Your may-June issue of Southern Cross Review has just been delivered to your cyber mailbox at http://SouthernCrossReview.org
In this issue we offer an exclusive interview with Yanqui Mike, Chairperson of Democrats Abroad in the swing state Argentina huh? Well you never know. Anyway, check it out in the "Editor's Page".
Sometimes the "Letters" section is somewhat skimpy, but not this time lots of interesting stuff.

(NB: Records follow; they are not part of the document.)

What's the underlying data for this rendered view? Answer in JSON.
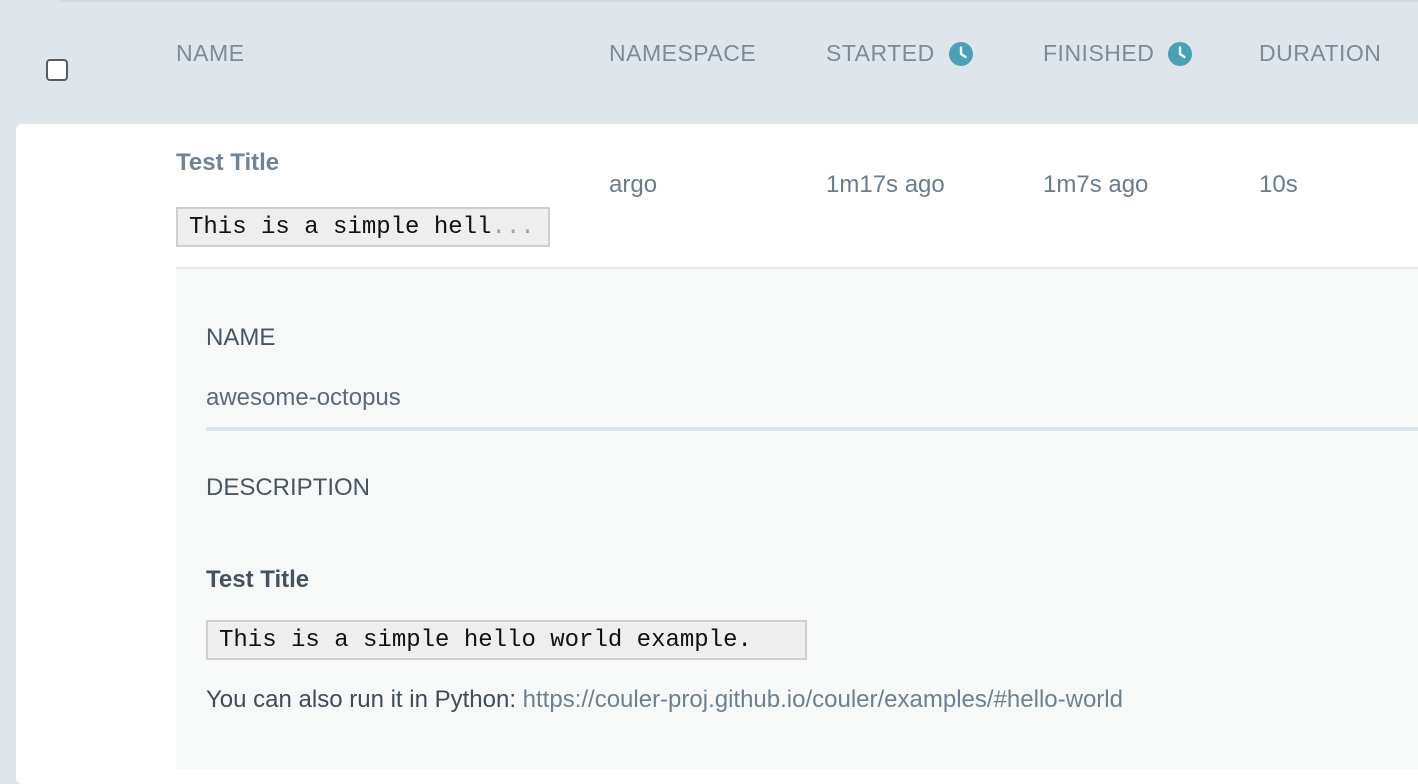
{
  "header": {
    "columns": {
      "name": "NAME",
      "namespace": "NAMESPACE",
      "started": "STARTED",
      "finished": "FINISHED",
      "duration": "DURATION"
    },
    "accent_color": "#4aa0b4"
  },
  "row": {
    "title": "Test Title",
    "code_preview": "This is a simple hell",
    "code_ellipsis": "...",
    "namespace": "argo",
    "started": "1m17s ago",
    "finished": "1m7s ago",
    "duration": "10s"
  },
  "details": {
    "name_label": "NAME",
    "name_value": "awesome-octopus",
    "description_label": "DESCRIPTION",
    "description": {
      "title": "Test Title",
      "code": "This is a simple hello world example.",
      "text_prefix": "You can also run it in Python: ",
      "link": "https://couler-proj.github.io/couler/examples/#hello-world"
    }
  }
}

In "Features" there are two contributions from Mark Twain. One gives a hilarious insight into the complexities of the German language. His War Prayer isn't hilarious at all though, and it is as applicable today as it was when Twain was inspired by the Philippine War. We're trying to be more bilingual nowadays, so the Prayer also appears in Spanish translation. Howard Zinn really takes on governments in his speech about war and terrorism: "governments lie." Mike Ingles reminisces about life from when he was old enough to buy beer (1968) until today, and Gaither Stewart searches for Europe 's soul.
In "Current Events" Tom Engelhardt worries about the descent into madness in Iraq and shows evidence that the Bush government is preparing for wars beyond that one. The title of his article, "Endless War", is chillingly appropriate.
And, if you haven't read it yet, Barack Obama's recent speech on Race in America (inspired by the Rev. Wright brouhaha), please do so now. Steve Talbott follows with his usual acumen, this time about economics.
"Fiction" goes bilingual this month, with Luisa Valenzuela's "Tango" and my "Daddies" ("Papás"). Danny Smitherman's story takes place in an exotic locale indeed: Iran . A new writer for SCR, Sand Rector, also contributes a story about getting along in spite of yourself. Orwell's serialized " 1984" continues.
A second article by John Davy (following up last month's) giving us a clear description of the evolution of world and man from an Anthroposophical point of view, appears in "Science and Philosophy".
Keith Francis's second lecture on Alchemy and Anthroposophy, this time concerning Greek philosophy, is the first link in the "Anthroposophy" section. An excerpt from a Steiner lecture in a series about the Book of Revelation follows, as well as his "Guidelines".
Poetry: ah yes, poetry. We found a Spanish translation of T. S. Eliot's "The Waste Land" on the web, so it accompanies the original English version which is complete with notes. The Indian poet Aajai Theepon sends us some of her politically tinged work with a strong ecological background.
A book review that appeared here several years ago, "The Gnostic Jung", has generated a lot of interest. So it's republished in this issue with some minor changes.